[Exercise details] Please return all lines in the listing holding the word "Name".

━━━━━━━━━━━━━━━━━━━━

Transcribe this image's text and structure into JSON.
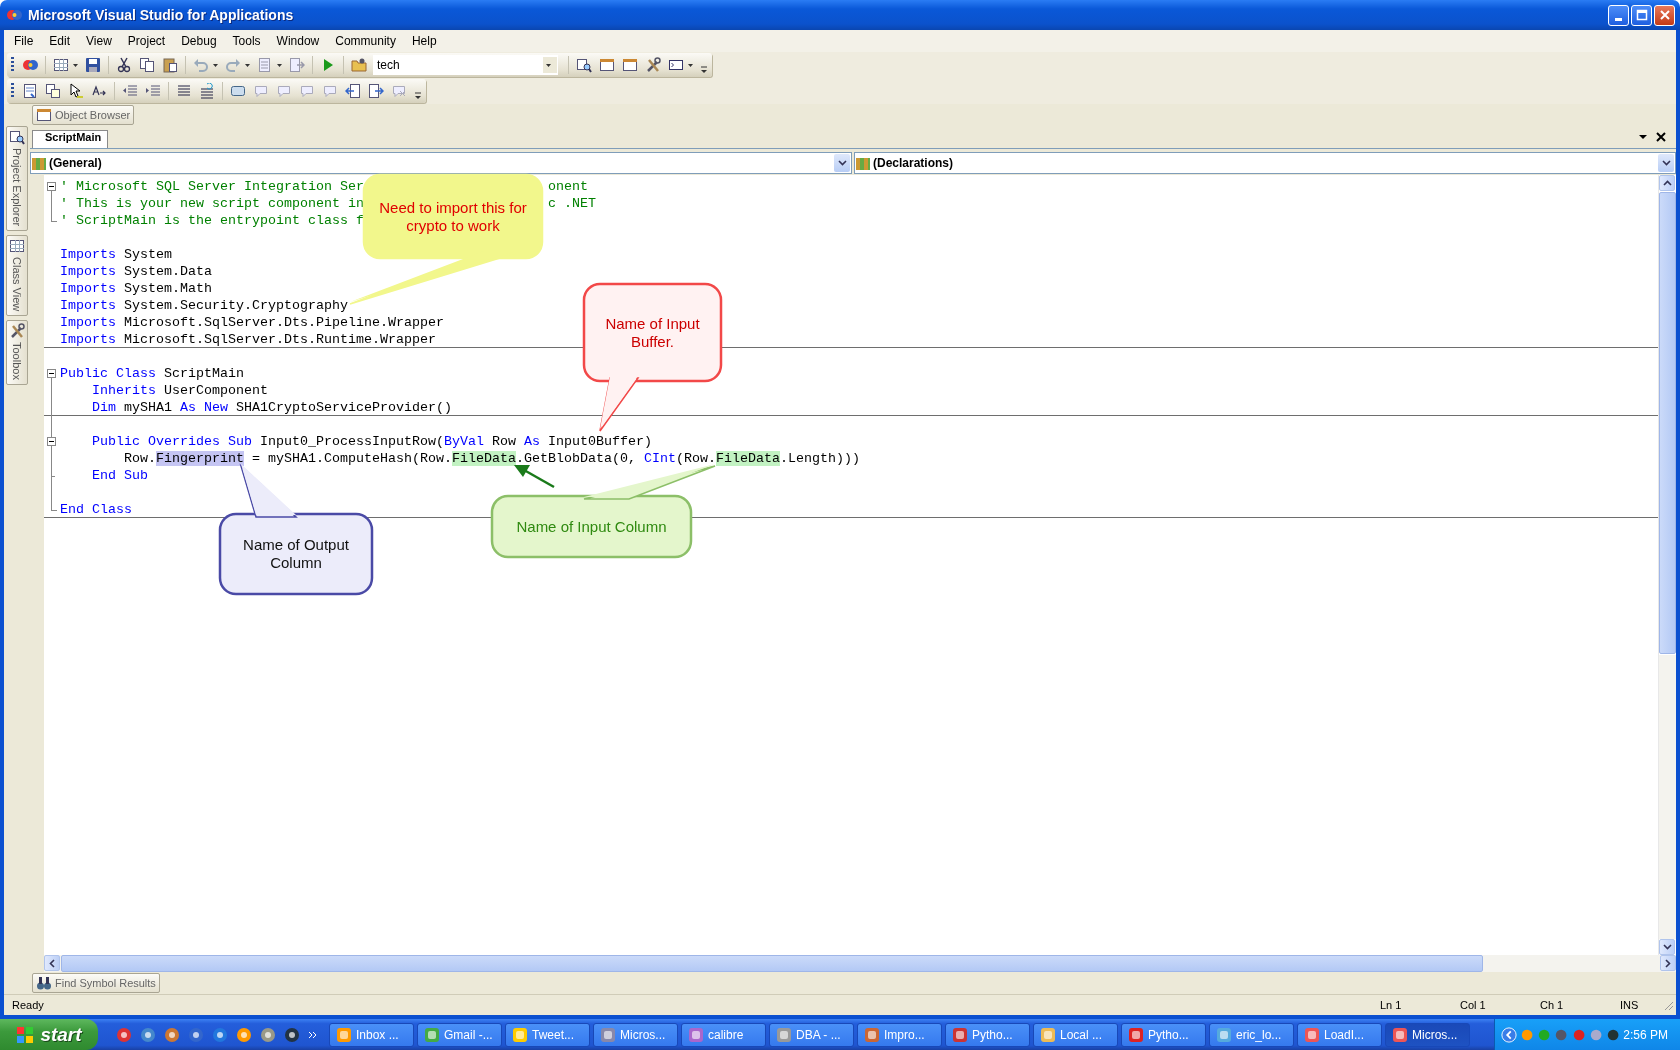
{
  "window": {
    "title": "Microsoft Visual Studio for Applications"
  },
  "menu": [
    "File",
    "Edit",
    "View",
    "Project",
    "Debug",
    "Tools",
    "Window",
    "Community",
    "Help"
  ],
  "toolbar": {
    "configuration": "tech"
  },
  "tool_tabs": {
    "top": [
      "Object Browser"
    ],
    "left": [
      "Project Explorer",
      "Class View",
      "Toolbox"
    ],
    "bottom": [
      "Find Symbol Results"
    ]
  },
  "editor": {
    "tabs": [
      {
        "label": "ScriptMain",
        "selected": true
      }
    ],
    "object_dropdown": "(General)",
    "procedure_dropdown": "(Declarations)",
    "lines": [
      {
        "kind": "code",
        "collapsible": true,
        "block_end": false,
        "separator": false,
        "tokens": [
          {
            "kind": "comment",
            "text": "' Microsoft SQL Server Integration Ser"
          },
          {
            "kind": "comment-after-callout",
            "text": "onent"
          }
        ]
      },
      {
        "kind": "code",
        "collapsible": false,
        "block_end": false,
        "separator": false,
        "tokens": [
          {
            "kind": "comment",
            "text": "' This is your new script component in"
          },
          {
            "kind": "comment-after-callout",
            "text": "c .NET"
          }
        ]
      },
      {
        "kind": "code",
        "collapsible": false,
        "block_end": true,
        "separator": false,
        "tokens": [
          {
            "kind": "comment",
            "text": "' ScriptMain is the entrypoint class f"
          }
        ]
      },
      {
        "kind": "blank",
        "collapsible": false,
        "block_end": false,
        "separator": false
      },
      {
        "kind": "code",
        "collapsible": false,
        "block_end": false,
        "separator": false,
        "tokens": [
          {
            "kind": "keyword",
            "text": "Imports"
          },
          {
            "kind": "plain",
            "text": " System"
          }
        ]
      },
      {
        "kind": "code",
        "collapsible": false,
        "block_end": false,
        "separator": false,
        "tokens": [
          {
            "kind": "keyword",
            "text": "Imports"
          },
          {
            "kind": "plain",
            "text": " System.Data"
          }
        ]
      },
      {
        "kind": "code",
        "collapsible": false,
        "block_end": false,
        "separator": false,
        "tokens": [
          {
            "kind": "keyword",
            "text": "Imports"
          },
          {
            "kind": "plain",
            "text": " System.Math"
          }
        ]
      },
      {
        "kind": "code",
        "collapsible": false,
        "block_end": false,
        "separator": false,
        "tokens": [
          {
            "kind": "keyword",
            "text": "Imports"
          },
          {
            "kind": "plain",
            "text": " System.Security.Cryptography"
          }
        ]
      },
      {
        "kind": "code",
        "collapsible": false,
        "block_end": false,
        "separator": false,
        "tokens": [
          {
            "kind": "keyword",
            "text": "Imports"
          },
          {
            "kind": "plain",
            "text": " Microsoft.SqlServer.Dts.Pipeline.Wrapper"
          }
        ]
      },
      {
        "kind": "code",
        "collapsible": false,
        "block_end": false,
        "separator": true,
        "tokens": [
          {
            "kind": "keyword",
            "text": "Imports"
          },
          {
            "kind": "plain",
            "text": " Microsoft.SqlServer.Dts.Runtime.Wrapper"
          }
        ]
      },
      {
        "kind": "blank",
        "collapsible": false,
        "block_end": false,
        "separator": false
      },
      {
        "kind": "code",
        "collapsible": true,
        "block_end": false,
        "separator": false,
        "tokens": [
          {
            "kind": "keyword",
            "text": "Public"
          },
          {
            "kind": "keyword",
            "text": " Class"
          },
          {
            "kind": "plain",
            "text": " ScriptMain"
          }
        ]
      },
      {
        "kind": "code",
        "collapsible": false,
        "block_end": false,
        "separator": false,
        "tokens": [
          {
            "kind": "keyword",
            "text": "    Inherits"
          },
          {
            "kind": "plain",
            "text": " UserComponent"
          }
        ]
      },
      {
        "kind": "code",
        "collapsible": false,
        "block_end": false,
        "separator": true,
        "tokens": [
          {
            "kind": "keyword",
            "text": "    Dim"
          },
          {
            "kind": "plain",
            "text": " mySHA1 "
          },
          {
            "kind": "keyword",
            "text": "As"
          },
          {
            "kind": "keyword",
            "text": " New"
          },
          {
            "kind": "plain",
            "text": " SHA1CryptoServiceProvider()"
          }
        ]
      },
      {
        "kind": "blank",
        "collapsible": false,
        "block_end": false,
        "separator": false
      },
      {
        "kind": "code",
        "collapsible": true,
        "block_end": false,
        "separator": false,
        "tokens": [
          {
            "kind": "keyword",
            "text": "    Public"
          },
          {
            "kind": "keyword",
            "text": " Overrides"
          },
          {
            "kind": "keyword",
            "text": " Sub"
          },
          {
            "kind": "plain",
            "text": " Input0_ProcessInputRow("
          },
          {
            "kind": "keyword",
            "text": "ByVal"
          },
          {
            "kind": "plain",
            "text": " Row "
          },
          {
            "kind": "keyword",
            "text": "As"
          },
          {
            "kind": "plain",
            "text": " Input0Buffer)"
          }
        ]
      },
      {
        "kind": "code",
        "collapsible": false,
        "block_end": false,
        "separator": false,
        "tokens": [
          {
            "kind": "plain",
            "text": "        Row."
          },
          {
            "kind": "output-highlight",
            "text": "Fingerprint"
          },
          {
            "kind": "plain",
            "text": " = mySHA1.ComputeHash(Row."
          },
          {
            "kind": "input-highlight",
            "text": "FileData"
          },
          {
            "kind": "plain",
            "text": ".GetBlobData(0, "
          },
          {
            "kind": "keyword",
            "text": "CInt"
          },
          {
            "kind": "plain",
            "text": "(Row."
          },
          {
            "kind": "input-highlight",
            "text": "FileData"
          },
          {
            "kind": "plain",
            "text": ".Length)))"
          }
        ]
      },
      {
        "kind": "code",
        "collapsible": false,
        "block_end": true,
        "separator": false,
        "tokens": [
          {
            "kind": "keyword",
            "text": "    End Sub"
          }
        ]
      },
      {
        "kind": "blank",
        "collapsible": false,
        "block_end": false,
        "separator": false
      },
      {
        "kind": "code",
        "collapsible": false,
        "block_end": true,
        "separator": true,
        "tokens": [
          {
            "kind": "keyword",
            "text": "End Class"
          }
        ]
      }
    ]
  },
  "callouts": [
    {
      "kind": "yellow",
      "text": "Need to import this for crypto to work"
    },
    {
      "kind": "red",
      "text": "Name of Input Buffer."
    },
    {
      "kind": "blue",
      "text": "Name of Output Column"
    },
    {
      "kind": "green",
      "text": "Name of Input Column"
    }
  ],
  "status_bar": {
    "message": "Ready",
    "line": "Ln 1",
    "column": "Col 1",
    "character": "Ch 1",
    "mode": "INS"
  },
  "taskbar": {
    "start": "start",
    "tasks": [
      {
        "label": "Inbox ...",
        "selected": false
      },
      {
        "label": "Gmail -...",
        "selected": false
      },
      {
        "label": "Tweet...",
        "selected": false
      },
      {
        "label": "Micros...",
        "selected": false
      },
      {
        "label": "calibre",
        "selected": false
      },
      {
        "label": "DBA - ...",
        "selected": false
      },
      {
        "label": "Impro...",
        "selected": false
      },
      {
        "label": "Pytho...",
        "selected": false
      },
      {
        "label": "Local ...",
        "selected": false
      },
      {
        "label": "Pytho...",
        "selected": false
      },
      {
        "label": "eric_lo...",
        "selected": false
      },
      {
        "label": "LoadI...",
        "selected": false
      },
      {
        "label": "Micros...",
        "selected": true
      }
    ],
    "clock": "2:56 PM"
  }
}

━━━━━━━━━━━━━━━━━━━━

[Finished task]
      "text": "Name of Input Buffer."
      "text": "Name of Output Column"
      "text": "Name of Input Column"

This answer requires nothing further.